He remembers exactly how he'd felt the heat of Joe's skin when he pressed his forehead between Joe's shoulder-blades, and how Joe had turned and reached blindly for him. He remembered just how Joe's mouth had tasted like beer and his cock like salt, and how it wasn't until he came, fingers twisted painfully into Billy's hair, that he had started to cry. How the shuddering, wracking sobs made Billy afraid that he was never going to stop.
He remembers Joe clutching desperately at him even after he fell asleep. But then again, he also remembers how Joe tried to hold onto him when the band split, and how he'd tried to hold on again with the goddamn fucking reunion tour.
“I hadn’t thought of Krissie in years." Billy slouches down further and stares at his hands cupped around the empty glass.

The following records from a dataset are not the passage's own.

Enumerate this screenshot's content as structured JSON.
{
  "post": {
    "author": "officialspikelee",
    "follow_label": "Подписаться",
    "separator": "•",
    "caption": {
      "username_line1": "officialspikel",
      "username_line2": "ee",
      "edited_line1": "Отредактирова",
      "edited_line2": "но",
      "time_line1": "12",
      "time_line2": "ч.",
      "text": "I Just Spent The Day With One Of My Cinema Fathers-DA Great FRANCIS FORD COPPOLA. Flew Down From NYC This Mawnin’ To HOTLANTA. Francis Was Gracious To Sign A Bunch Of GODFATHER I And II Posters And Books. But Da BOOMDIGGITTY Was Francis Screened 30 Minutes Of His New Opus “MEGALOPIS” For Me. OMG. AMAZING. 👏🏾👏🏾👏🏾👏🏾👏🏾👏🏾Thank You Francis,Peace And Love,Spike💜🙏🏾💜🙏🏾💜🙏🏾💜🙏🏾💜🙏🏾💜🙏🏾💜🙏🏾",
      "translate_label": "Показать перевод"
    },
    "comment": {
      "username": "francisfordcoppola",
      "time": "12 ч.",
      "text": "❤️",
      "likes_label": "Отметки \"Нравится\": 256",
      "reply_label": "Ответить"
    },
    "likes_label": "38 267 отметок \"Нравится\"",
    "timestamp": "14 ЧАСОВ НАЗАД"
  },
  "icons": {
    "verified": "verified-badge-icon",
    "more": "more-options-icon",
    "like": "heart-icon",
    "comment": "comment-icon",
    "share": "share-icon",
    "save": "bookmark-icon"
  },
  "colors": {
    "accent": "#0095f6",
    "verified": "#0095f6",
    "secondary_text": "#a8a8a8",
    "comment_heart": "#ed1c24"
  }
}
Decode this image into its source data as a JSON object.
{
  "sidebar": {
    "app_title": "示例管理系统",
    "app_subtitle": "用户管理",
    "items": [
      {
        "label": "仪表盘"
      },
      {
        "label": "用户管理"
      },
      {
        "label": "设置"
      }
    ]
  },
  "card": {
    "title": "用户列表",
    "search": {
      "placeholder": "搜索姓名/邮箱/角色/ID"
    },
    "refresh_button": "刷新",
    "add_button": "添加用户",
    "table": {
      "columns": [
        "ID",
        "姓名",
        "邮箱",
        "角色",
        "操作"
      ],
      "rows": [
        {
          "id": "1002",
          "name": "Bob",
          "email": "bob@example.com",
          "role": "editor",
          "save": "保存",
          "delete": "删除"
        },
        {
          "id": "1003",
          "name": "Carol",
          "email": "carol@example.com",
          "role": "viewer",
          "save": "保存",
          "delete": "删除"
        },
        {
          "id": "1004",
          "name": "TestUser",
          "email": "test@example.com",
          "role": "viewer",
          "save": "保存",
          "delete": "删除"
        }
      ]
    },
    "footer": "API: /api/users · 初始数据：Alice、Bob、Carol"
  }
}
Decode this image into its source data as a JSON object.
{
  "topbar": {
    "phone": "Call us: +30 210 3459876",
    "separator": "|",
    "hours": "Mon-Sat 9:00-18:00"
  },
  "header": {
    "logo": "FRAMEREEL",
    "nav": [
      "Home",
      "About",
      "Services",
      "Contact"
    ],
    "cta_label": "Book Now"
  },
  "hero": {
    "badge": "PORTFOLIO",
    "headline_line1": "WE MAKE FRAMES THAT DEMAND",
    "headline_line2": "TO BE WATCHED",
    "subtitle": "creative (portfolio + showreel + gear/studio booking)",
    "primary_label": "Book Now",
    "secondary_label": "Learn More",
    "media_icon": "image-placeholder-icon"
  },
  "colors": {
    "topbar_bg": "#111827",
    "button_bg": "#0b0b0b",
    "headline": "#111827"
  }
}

"Well, you've got a little girl of your own now..." The bartender is still wiping the counter top, waiting for the end of the story and the end of her shift.
"What, Billie?" He shakes his head. "Nah, she's not like Krissie, thank god... looks nothing like her, either.
"Y’know, I thought at first she might be Joe’s. But she’s got my eyes, the same mouth. I always thought that was a fucking stupid thing to say, she has your eyes. Thank fucking god she doesn’t have Joe’s. Dunno what she’d see with them
"Joe’d make a shitty father anyhow. Can y’see that, Joe, somebody’s dad? He’d get all fucking stubborn and go for custody, too. Dunno what he’d do with a kid, drag her out on the road like some kinda mascot or what. If he hadn’t shot himself in the fucking head."
This is where all of Billy’s stories come back to. This is where all of Billy’s stories end.
"Got me a girl named Eleanor Pearl, daughter of my dead wife Jane..." he mutters to himself. His calloused fingers tap out the chords sporadically on the scarred counter top.
"I think that's enough for you, Mr. Tallent," the bartender says as gently as she knows how. "You've had enough and I have to close."
Billy picks up on the caustic edges impatience brings to her voice, and hears a dead man behind her words. Ladies and gentlemen, Mr. William fucking Tallent. We're gonna be rock stars, Billiam.
He tosses down the last of his drink, and grimaces. The ice is long since gone, and what's left is mostly water. There's a full bottle of good scotch, and the dregs of some cheap whiskey waiting for him at home. He'll drink the whiskey, damn Joe's ghost, and call it a night before the sun rises.
He stands, shoulders his jacket, picks up his guitar case, and drops a twenty on the counter. " 'Night, Lisa. You take care of those kids." He can afford to tip well these days.
"What do you know, the bastard knows my name after all." She shakes her head, locks the door behind him, and goes to cash out. And then she goes home to a sinkful of dirty dishes, a pile of unpaid Visa bills, and to her own mundane tragedies and small victories, one of whom is still waiting up to say goodnight.